Hall also previewed the possibility of requesting Public Power Benefit (PPB) funds to create a new “story” for the museum and develop additional exhibit space.

Felicity Saberhagen, District Services business adviser, reviewed the overall Public Power Benefit program, launched in 2015 to use revenues in excess of PUD operating and capital needs to enhance the quality of life for customer-owners in Chelan County. Commissioners have allocated about $3 million a year to projects since then including buildout of the fiber network and parking passes for day use at the three PUD parks managed by the state. Board members will be asked to decide PPB funding for 2019 on June 4. (01:30)

In other business, commissioners:

  • Reviewed planning for the 2018 Integrated Resource Plan update. Staff will return with a final draft on June 4. Public comment is welcome. A public hearing for additional comment and board action is set for June 25. (00:14)
  • Following review of the project on April 30 approved a total project budget of $4.1 million for the Peshastin Wastewater Treatment Facility Improvements. Funding includes state grant funding of $2.2 million and a $1.9 million low-interest state loan. (02:10)
  • Thanked five employees honored in April for taking personal ownership in their work. Control system engineers Adam Gormley, Michael Martin and Emily Zimmerman were recognized for leadership on the District’s nationally recognized cybersecurity practices. Journeyman mechanic Scott Hanson and apprentice Ryan Mitchell were recognized for excellence in the precise testing and multiple measurements of hydro unit equipment to determine if it can be modified and maintain useful life. (00:10)
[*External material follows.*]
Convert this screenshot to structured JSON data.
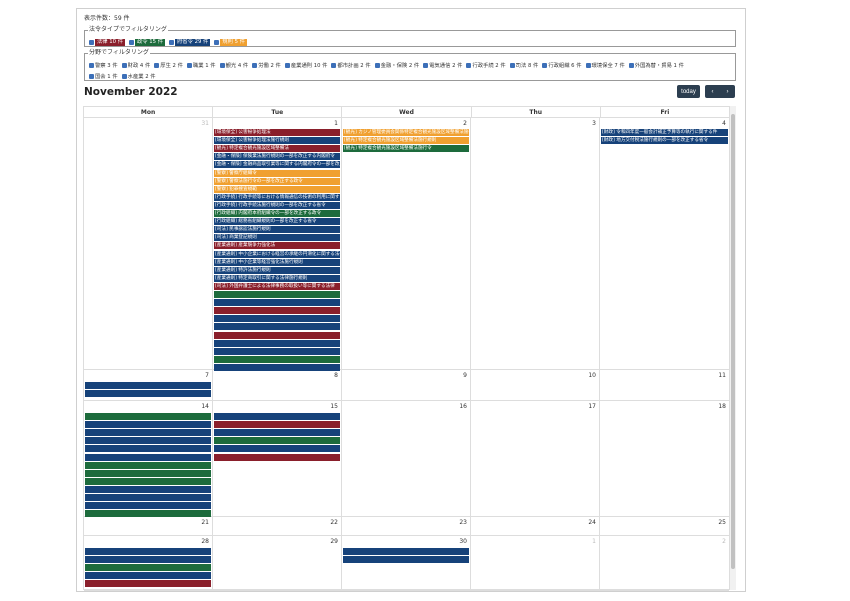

Note: Chelan County residents are warned of continuing high water in the Columbia River, closing the Chelan PUD boat launches on both the Rocky Reach and Rock Island reservoirs. For up-to-date information on boat launches, please visit: The fast-moving high water also is causing irrigation intake issues. The forecast is for the water levels to remain high until the end of the month due to rapid snowmelt from Canada and the North Cascades.

Upcoming events:

  • May 19 – Kids Fest, 10 a.m., new location in Walla Walla Point Park
  • May 28 – Memorial Day holiday
  • June 4 – Commission meeting, 10 a.m. boardroom
  • June 5 – Tri-Commission meeting, 1 p.m., Confluence Technology Center, 285 Technology Center Way, Wenatchee
  • June 21 – PUD Night at the AppleSox, 7 p.m., Paul Thomas Field
  • June 25 – Board meeting, 10 a.m., boardroom (rescheduled)


Note: This release covers discussion at the board’s morning workshop session. The commission business session will be held at 1 p.m. at Confluence Technology Center. There will be a separate release following the public hearing on the application moratorium for service to cryptocurrency operations.  

The next regular Chelan PUD commission meeting starts at 10 a.m. on Monday, June 4, in the boardroom at 327 N. Wenatchee Ave.

Revenue Generation (2014 Adopted Budget)

As revenues flow in, they are first used to reinvest in core assets, pay down debt, and maintain cash reserves. After that, Commissioners may choose to set aside some money for Public Power Benefits.

How did the program come about?

In January of 2014, PUD Commissioners launched a community conversation called Our Public Power, the Next Generation. More than a thousand customer-owners shared ideas for investing in the future. This public input informed priorities for strategic planning and became the basis for the Public Power Benefit program. As part of the PUD’s 2020-2024 strategic plan the utility is updating program criteria and the project selection process that will occur in 2020.